The International Monetary Fund and the World Bank began their annual spring meetings, which were overshadowed by the consequences of the pandemic and Russia’s war of aggression in Ukraine. This year’s meeting will be decisive for the financial and social future of the entire world.
Kristalina Georgieva, Managing Director of the International Monetary Fund (IMF). (Photo: dpa)
Photo: Xu Jinquan
The International Monetary Fund and the World Bank began their annual spring meetings, which were overshadowed by the consequences of the pandemic and Russia’s war of aggression in Ukraine. Fighting inflation, developing the global economy, combating the pandemic and preventing a new hunger crisis in poor countries will likely be the main topics in deliberations starting on Monday. The meeting brings together finance ministers, central bank governors, officials, and finance and development experts from around the world.
Participants from Germany include Finance Minister Christian Lindner (FDP), Bundesbank President Joachim Nagel and Development Minister Svenja Schulz (SPD). The international meeting in Washington will take place partly as a face-to-face event and partly online. High-ranking politicians from Ukraine are also expected.
According to the International Monetary Fund (IMF), the Ukrainian conflict can fundamentally change the global economic order. In addition to the short-term consequences such as higher inflation as growth slows, the long-term effects are conceivable, the Washington-based organization explained on its website.
“War has the potential to fundamentally change the global economic and geopolitical system with shifts in energy trade, shifting supply chains, dismantling payment networks, and reassessing its foreign exchange reserves,” the IMF said. After the invasion of Ukraine, Western countries cut off Russia from the international payments network Swift, froze the central bank’s currency reserves and announced that it would buy less oil and gas from there in the future.
In addition to the human suffering and the large influx of refugees, the war also has economic consequences. “The conflict is a major blow to the global economy that will hurt growth and raise prices,” the International Monetary Fund said. It could also trigger uncertainty among investors, slump in assets, worse financing conditions and capital outflows from emerging markets.

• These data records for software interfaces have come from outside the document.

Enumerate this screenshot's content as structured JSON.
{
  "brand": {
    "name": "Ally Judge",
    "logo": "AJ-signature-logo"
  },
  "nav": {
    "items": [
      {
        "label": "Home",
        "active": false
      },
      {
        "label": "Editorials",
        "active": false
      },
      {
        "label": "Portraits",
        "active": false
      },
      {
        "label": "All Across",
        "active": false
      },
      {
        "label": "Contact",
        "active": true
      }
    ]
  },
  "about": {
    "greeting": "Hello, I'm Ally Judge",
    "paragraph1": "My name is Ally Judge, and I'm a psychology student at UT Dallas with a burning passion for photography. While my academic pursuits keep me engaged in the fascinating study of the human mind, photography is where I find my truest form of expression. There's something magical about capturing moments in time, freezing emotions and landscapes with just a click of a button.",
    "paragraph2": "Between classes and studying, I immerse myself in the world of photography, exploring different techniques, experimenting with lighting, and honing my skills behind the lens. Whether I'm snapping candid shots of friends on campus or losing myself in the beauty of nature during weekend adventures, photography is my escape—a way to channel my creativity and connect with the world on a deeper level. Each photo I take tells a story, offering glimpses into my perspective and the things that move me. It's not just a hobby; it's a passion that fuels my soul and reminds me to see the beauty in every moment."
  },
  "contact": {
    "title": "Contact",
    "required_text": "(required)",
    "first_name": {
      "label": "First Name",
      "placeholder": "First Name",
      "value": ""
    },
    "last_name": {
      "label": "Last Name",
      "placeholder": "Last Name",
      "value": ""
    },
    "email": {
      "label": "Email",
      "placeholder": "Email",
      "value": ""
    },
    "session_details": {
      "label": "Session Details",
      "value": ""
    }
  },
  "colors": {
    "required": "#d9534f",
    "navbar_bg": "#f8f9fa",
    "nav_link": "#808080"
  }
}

The International Monetary Fund has already indicated that it will cut its previous forecast for global economic growth by 4.4 percent for the current year. New forecasts are due on April 19. Countries in the Caucasus and Central Asia that have close trade and financial ties with Russia are likely to be affected more by the expected recession there and the sanctions likely to affect trade, remittances, investment and tourism.
The International Monetary Fund has cited a higher risk of unrest in some regions, from Africa to Latin America to the Caucasus and Central Asia. At the same time, food insecurity will increase in parts of Africa and the Middle East, where countries like Egypt import 80 percent of their wheat from Russia and Ukraine.
The International Monetary Fund also expects a deep recession in Ukraine and Russia. In Europe, there may also be disruptions to natural gas imports and major disruptions to the supply chain. Capital outflows can occur in the Middle East and Africa. Countries with high levels of debt and large financing needs will also have to reckon with headwinds.
The 2007-2009 financial crisis, which was the first global recession since the 1930s, prompted many calls for action to prevent similar crises in the future. Regulations have been tightened somewhat, but the risk of instability remains due to excessive debt and speculation. The World Economic Forum’s (WEF) vision for a “Great Reset” acknowledges that what it takes to tackle these crises goes beyond economic reform, climate action or fighting the pandemic. According to the World Economic Forum, it strives to take action on seven major issues: environmental sustainability; fairer economies “technology for good”; future work and the need for retraining; Making a better healthy future with equitable access to the health care system for all; and “beyond geopolitics” – national governments working together globally.
International Monetary Fund chief Kristalina Georgieva said in a statement: “Today we are facing a new Bretton Woods moment.. A pandemic has killed more than a million people so far. An economic catastrophe that will shrink the global economy by 4.4 percent this year and remove an estimated $11 trillion from production by next year. And unspeakable human despair in the face of great turmoil and increasing poverty for the first time in decades.”
It is quite possible that, as part of the new “Bretton Woods moment”, an “IMF currency” could be introduced, for example, as the new global reserve currency. The remaining central banks will then offer their own central bank digital currencies (CBDCs), which will be pegged to the “IMF currency” (here).